And what if Nestlé Waters said:
"We do what we can with what we have. We know that bottled water has downsides in terms of sustainability, as do many other products, but we try to minimize them. We know that consumers, in certain circumstances, prefer to consume bottled water and we provide that option."
Would that sound more authentic than:
"If we didn’t sell bottled water, people would buy sugary drinks and get even more obese, therefore it's okay."
Switching Our Paradigms – and The Right to Judge
We need to switch our paradigm.
We are not the judge and jury of sustainable business. As long as we make the choice not to live like Fred and Wilma, we consume products we like, desire, appreciate, want, crave, display and purchase from companies that in some ways, offer real sustainable value through some of the things they do, and in other ways, destroy that value. No one has come up with a way of unequivocally measuring who does more of what. Every company on earth does some of both.
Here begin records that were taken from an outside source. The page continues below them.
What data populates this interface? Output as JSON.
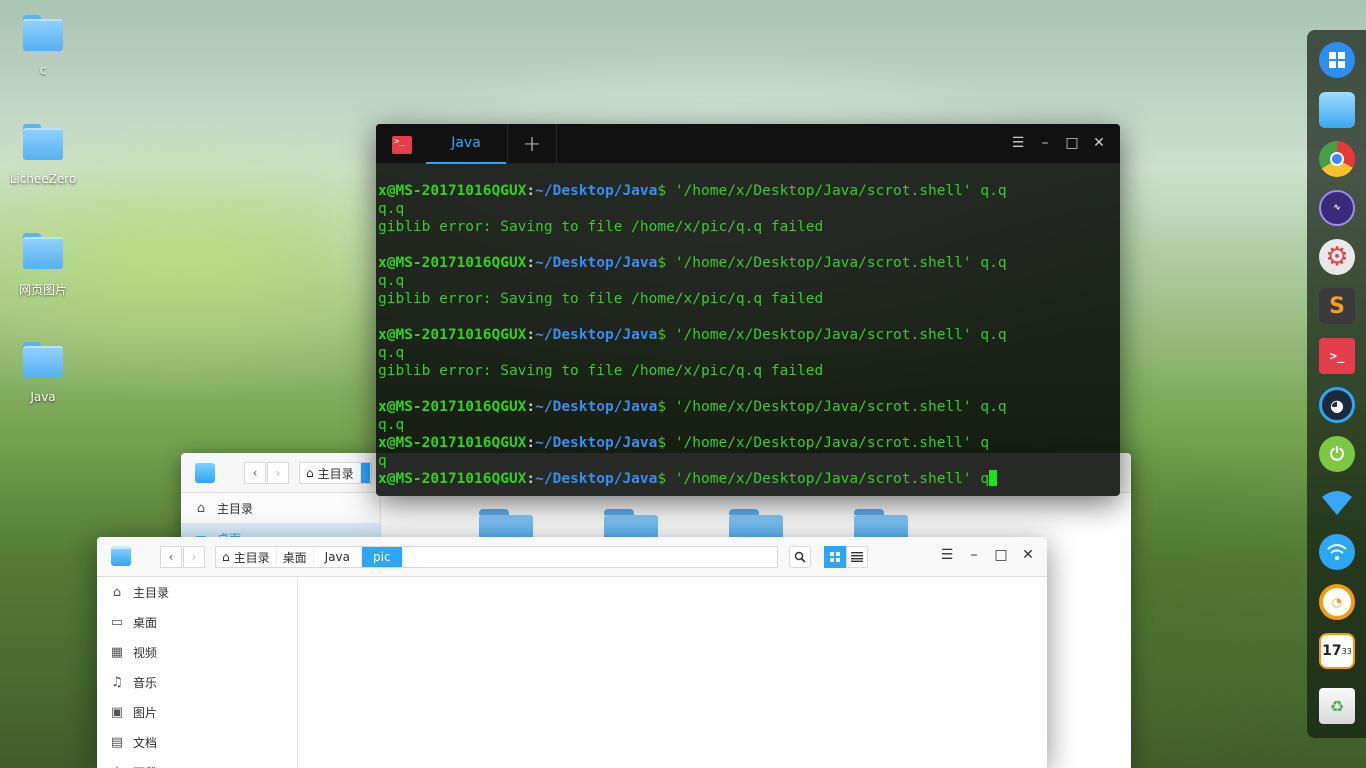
{
  "desktop": {
    "icons": [
      {
        "label": "c"
      },
      {
        "label": "LicheeZero"
      },
      {
        "label": "网页图片"
      },
      {
        "label": "Java"
      }
    ]
  },
  "terminal": {
    "tab_label": "Java",
    "new_tab": "+",
    "lines": [
      {
        "user": "x@MS-20171016QGUX",
        "sep": ":",
        "path": "~/Desktop/Java",
        "cmd": "$ '/home/x/Desktop/Java/scrot.shell' q.q"
      },
      {
        "text": "q.q"
      },
      {
        "text": "giblib error: Saving to file /home/x/pic/q.q failed"
      },
      {
        "text": ""
      },
      {
        "user": "x@MS-20171016QGUX",
        "sep": ":",
        "path": "~/Desktop/Java",
        "cmd": "$ '/home/x/Desktop/Java/scrot.shell' q.q"
      },
      {
        "text": "q.q"
      },
      {
        "text": "giblib error: Saving to file /home/x/pic/q.q failed"
      },
      {
        "text": ""
      },
      {
        "user": "x@MS-20171016QGUX",
        "sep": ":",
        "path": "~/Desktop/Java",
        "cmd": "$ '/home/x/Desktop/Java/scrot.shell' q.q"
      },
      {
        "text": "q.q"
      },
      {
        "text": "giblib error: Saving to file /home/x/pic/q.q failed"
      },
      {
        "text": ""
      },
      {
        "user": "x@MS-20171016QGUX",
        "sep": ":",
        "path": "~/Desktop/Java",
        "cmd": "$ '/home/x/Desktop/Java/scrot.shell' q.q"
      },
      {
        "text": "q.q"
      },
      {
        "user": "x@MS-20171016QGUX",
        "sep": ":",
        "path": "~/Desktop/Java",
        "cmd": "$ '/home/x/Desktop/Java/scrot.shell' q"
      },
      {
        "text": "q"
      },
      {
        "user": "x@MS-20171016QGUX",
        "sep": ":",
        "path": "~/Desktop/Java",
        "cmd": "$ '/home/x/Desktop/Java/scrot.shell' q",
        "cursor": true
      }
    ]
  },
  "fm_back": {
    "home_crumb": "主目录",
    "sidebar": [
      {
        "label": "主目录"
      },
      {
        "label": "桌面"
      }
    ]
  },
  "fm_front": {
    "crumbs": [
      "主目录",
      "桌面",
      "Java",
      "pic"
    ],
    "sidebar": [
      {
        "label": "主目录",
        "icon": "⌂"
      },
      {
        "label": "桌面",
        "icon": "▭"
      },
      {
        "label": "视频",
        "icon": "▦"
      },
      {
        "label": "音乐",
        "icon": "♫"
      },
      {
        "label": "图片",
        "icon": "▣"
      },
      {
        "label": "文档",
        "icon": "▤"
      },
      {
        "label": "下载",
        "icon": "↓"
      }
    ]
  },
  "dock": {
    "items": [
      "launcher-icon",
      "file-manager-icon",
      "chrome-icon",
      "cpu-monitor-icon",
      "settings-icon",
      "sublime-text-icon",
      "terminal-icon",
      "qq-icon",
      "power-icon",
      "wifi-icon",
      "network-icon",
      "music-icon",
      "clock-icon",
      "trash-icon"
    ]
  },
  "clock": {
    "hour": "17",
    "min": "33"
  }
}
Sustainability needs less rationalization, justification and ping-pong discourse about the relative sustainability merits of different products. What we all need is, simply, more honesty and more authenticity, both on the part of our corporations and also on the part of ourselves: consumers, employees, suppliers and critics, alongside action to advance more sustainable business activities.
If we seek all-encompassing sustainability perfection, we won't find it. What we should seek instead is an authentic reflection of motivations, behaviors and impacts. Theirs and ours.